AIM OF THE TASK
Retype the listing exactly; omit pictures.

DATA LISTING

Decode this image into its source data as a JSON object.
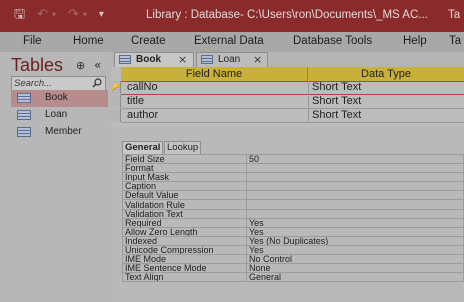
{
  "titlebar": {
    "title": "Library : Database- C:\\Users\\ron\\Documents\\_MS AC...",
    "right_text": "Ta",
    "icons": [
      "save-icon",
      "undo-icon",
      "redo-icon",
      "customize-qat-icon"
    ]
  },
  "ribbon": {
    "tabs": [
      "File",
      "Home",
      "Create",
      "External Data",
      "Database Tools",
      "Help",
      "Ta"
    ]
  },
  "nav": {
    "title": "Tables",
    "search_placeholder": "Search...",
    "items": [
      {
        "label": "Book",
        "selected": true
      },
      {
        "label": "Loan",
        "selected": false
      },
      {
        "label": "Member",
        "selected": false
      }
    ]
  },
  "doc_tabs": [
    {
      "label": "Book",
      "active": true
    },
    {
      "label": "Loan",
      "active": false
    }
  ],
  "design": {
    "headers": [
      "Field Name",
      "Data Type"
    ],
    "rows": [
      {
        "name": "callNo",
        "type": "Short Text",
        "primary_key": true
      },
      {
        "name": "title",
        "type": "Short Text",
        "primary_key": false
      },
      {
        "name": "author",
        "type": "Short Text",
        "primary_key": false
      }
    ]
  },
  "props": {
    "tabs": [
      "General",
      "Lookup"
    ],
    "rows": [
      {
        "key": "Field Size",
        "value": "50"
      },
      {
        "key": "Format",
        "value": ""
      },
      {
        "key": "Input Mask",
        "value": ""
      },
      {
        "key": "Caption",
        "value": ""
      },
      {
        "key": "Default Value",
        "value": ""
      },
      {
        "key": "Validation Rule",
        "value": ""
      },
      {
        "key": "Validation Text",
        "value": ""
      },
      {
        "key": "Required",
        "value": "Yes"
      },
      {
        "key": "Allow Zero Length",
        "value": "Yes"
      },
      {
        "key": "Indexed",
        "value": "Yes (No Duplicates)"
      },
      {
        "key": "Unicode Compression",
        "value": "Yes"
      },
      {
        "key": "IME Mode",
        "value": "No Control"
      },
      {
        "key": "IME Sentence Mode",
        "value": "None"
      },
      {
        "key": "Text Align",
        "value": "General"
      }
    ]
  },
  "colors": {
    "titlebar": "#8a2a2a",
    "header_fill": "#c9b03b",
    "selected_nav": "#b88c8c",
    "nav_title": "#6b1f1f"
  }
}
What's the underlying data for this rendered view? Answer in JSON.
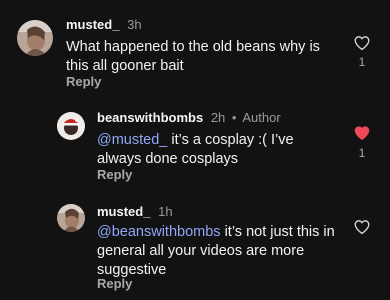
{
  "comments": [
    {
      "username": "musted_",
      "time": "3h",
      "text": "What happened to the old beans why is this all gooner bait",
      "reply_label": "Reply",
      "likes": "1",
      "liked": false
    },
    {
      "username": "beanswithbombs",
      "time": "2h",
      "dot": "•",
      "author_label": "Author",
      "mention": "@musted_",
      "text": " it’s a cosplay :( I’ve always done cosplays",
      "reply_label": "Reply",
      "likes": "1",
      "liked": true
    },
    {
      "username": "musted_",
      "time": "1h",
      "mention": "@beanswithbombs",
      "text": " it’s not just this in general all your videos are more suggestive",
      "reply_label": "Reply",
      "liked": false
    }
  ],
  "colors": {
    "background": "#121212",
    "mention": "#8fa8f7",
    "liked_heart": "#ed4956",
    "secondary_text": "#9a9a9a"
  },
  "icons": {
    "like": "heart-outline-icon",
    "liked": "heart-filled-icon"
  }
}
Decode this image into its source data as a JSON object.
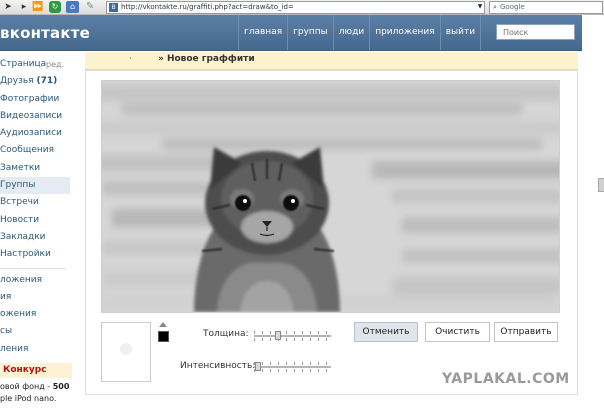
{
  "browser": {
    "url": "http://vkontakte.ru/graffiti.php?act=draw&to_id=",
    "search_placeholder": "Google",
    "favicon_text": "B"
  },
  "header": {
    "logo": "вконтакте",
    "nav": [
      "главная",
      "группы",
      "люди",
      "приложения",
      "выйти"
    ],
    "search_placeholder": "Поиск"
  },
  "sidebar": {
    "items": [
      {
        "label": "Страница",
        "edit": "ред."
      },
      {
        "label": "Друзья",
        "count": "(71)"
      },
      {
        "label": "Фотографии"
      },
      {
        "label": "Видеозаписи"
      },
      {
        "label": "Аудиозаписи"
      },
      {
        "label": "Сообщения"
      },
      {
        "label": "Заметки"
      },
      {
        "label": "Группы"
      },
      {
        "label": "Встречи"
      },
      {
        "label": "Новости"
      },
      {
        "label": "Закладки"
      },
      {
        "label": "Настройки"
      }
    ],
    "apps": [
      "ложения",
      "ия",
      "ожения",
      "сы",
      "ления"
    ],
    "promo": {
      "title": "Конкурс",
      "line1_prefix": "овой фонд - ",
      "line1_amount": "500",
      "line2": "ple iPod nano."
    }
  },
  "main": {
    "breadcrumb_prefix": "·",
    "breadcrumb": "» Новое граффити",
    "thickness_label": "Толщина:",
    "intensity_label": "Интенсивность:",
    "thickness_value": 0.3,
    "intensity_value": 0.02,
    "buttons": [
      "Отменить",
      "Очистить",
      "Отправить"
    ],
    "brush_color": "#000000"
  },
  "watermark": "YAPLAKAL.COM",
  "colors": {
    "header_bg": "#45688e",
    "link": "#2b587a",
    "crumb_bg": "#fcf3ce",
    "promo_title": "#b8120f"
  }
}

TASK OUTPUT
Decode this image into its source data as a JSON object.
{
  "titlebar": {
    "title": "Library : Database- C:\\Users\\ron\\Documents\\_MS AC...",
    "right_text": "Ta",
    "icons": [
      "save-icon",
      "undo-icon",
      "redo-icon",
      "customize-qat-icon"
    ]
  },
  "ribbon": {
    "tabs": [
      "File",
      "Home",
      "Create",
      "External Data",
      "Database Tools",
      "Help",
      "Ta"
    ]
  },
  "nav": {
    "title": "Tables",
    "search_placeholder": "Search...",
    "items": [
      {
        "label": "Book",
        "selected": true
      },
      {
        "label": "Loan",
        "selected": false
      },
      {
        "label": "Member",
        "selected": false
      }
    ]
  },
  "doc_tabs": [
    {
      "label": "Book",
      "active": true
    },
    {
      "label": "Loan",
      "active": false
    }
  ],
  "design": {
    "headers": [
      "Field Name",
      "Data Type"
    ],
    "rows": [
      {
        "name": "callNo",
        "type": "Short Text",
        "primary_key": true
      },
      {
        "name": "title",
        "type": "Short Text",
        "primary_key": false
      },
      {
        "name": "author",
        "type": "Short Text",
        "primary_key": false
      }
    ]
  },
  "props": {
    "tabs": [
      "General",
      "Lookup"
    ],
    "rows": [
      {
        "key": "Field Size",
        "value": "50"
      },
      {
        "key": "Format",
        "value": ""
      },
      {
        "key": "Input Mask",
        "value": ""
      },
      {
        "key": "Caption",
        "value": ""
      },
      {
        "key": "Default Value",
        "value": ""
      },
      {
        "key": "Validation Rule",
        "value": ""
      },
      {
        "key": "Validation Text",
        "value": ""
      },
      {
        "key": "Required",
        "value": "Yes"
      },
      {
        "key": "Allow Zero Length",
        "value": "Yes"
      },
      {
        "key": "Indexed",
        "value": "Yes (No Duplicates)"
      },
      {
        "key": "Unicode Compression",
        "value": "Yes"
      },
      {
        "key": "IME Mode",
        "value": "No Control"
      },
      {
        "key": "IME Sentence Mode",
        "value": "None"
      },
      {
        "key": "Text Align",
        "value": "General"
      }
    ]
  },
  "colors": {
    "titlebar": "#8a2a2a",
    "header_fill": "#c9b03b",
    "selected_nav": "#b88c8c",
    "nav_title": "#6b1f1f"
  }
}
What's the underlying data for this rendered view? Answer in JSON.
{
  "comments": [
    {
      "username": "musted_",
      "time": "3h",
      "text": "What happened to the old beans why is this all gooner bait",
      "reply_label": "Reply",
      "likes": "1",
      "liked": false
    },
    {
      "username": "beanswithbombs",
      "time": "2h",
      "dot": "•",
      "author_label": "Author",
      "mention": "@musted_",
      "text": " it’s a cosplay :( I’ve always done cosplays",
      "reply_label": "Reply",
      "likes": "1",
      "liked": true
    },
    {
      "username": "musted_",
      "time": "1h",
      "mention": "@beanswithbombs",
      "text": " it’s not just this in general all your videos are more suggestive",
      "reply_label": "Reply",
      "liked": false
    }
  ],
  "colors": {
    "background": "#121212",
    "mention": "#8fa8f7",
    "liked_heart": "#ed4956",
    "secondary_text": "#9a9a9a"
  },
  "icons": {
    "like": "heart-outline-icon",
    "liked": "heart-filled-icon"
  }
}
Decode this image into its source data as a JSON object.
{
  "browser": {
    "url": "http://vkontakte.ru/graffiti.php?act=draw&to_id=",
    "search_placeholder": "Google",
    "favicon_text": "B"
  },
  "header": {
    "logo": "вконтакте",
    "nav": [
      "главная",
      "группы",
      "люди",
      "приложения",
      "выйти"
    ],
    "search_placeholder": "Поиск"
  },
  "sidebar": {
    "items": [
      {
        "label": "Страница",
        "edit": "ред."
      },
      {
        "label": "Друзья",
        "count": "(71)"
      },
      {
        "label": "Фотографии"
      },
      {
        "label": "Видеозаписи"
      },
      {
        "label": "Аудиозаписи"
      },
      {
        "label": "Сообщения"
      },
      {
        "label": "Заметки"
      },
      {
        "label": "Группы"
      },
      {
        "label": "Встречи"
      },
      {
        "label": "Новости"
      },
      {
        "label": "Закладки"
      },
      {
        "label": "Настройки"
      }
    ],
    "apps": [
      "ложения",
      "ия",
      "ожения",
      "сы",
      "ления"
    ],
    "promo": {
      "title": "Конкурс",
      "line1_prefix": "овой фонд - ",
      "line1_amount": "500",
      "line2": "ple iPod nano."
    }
  },
  "main": {
    "breadcrumb_prefix": "·",
    "breadcrumb": "» Новое граффити",
    "thickness_label": "Толщина:",
    "intensity_label": "Интенсивность:",
    "thickness_value": 0.3,
    "intensity_value": 0.02,
    "buttons": [
      "Отменить",
      "Очистить",
      "Отправить"
    ],
    "brush_color": "#000000"
  },
  "watermark": "YAPLAKAL.COM",
  "colors": {
    "header_bg": "#45688e",
    "link": "#2b587a",
    "crumb_bg": "#fcf3ce",
    "promo_title": "#b8120f"
  }
}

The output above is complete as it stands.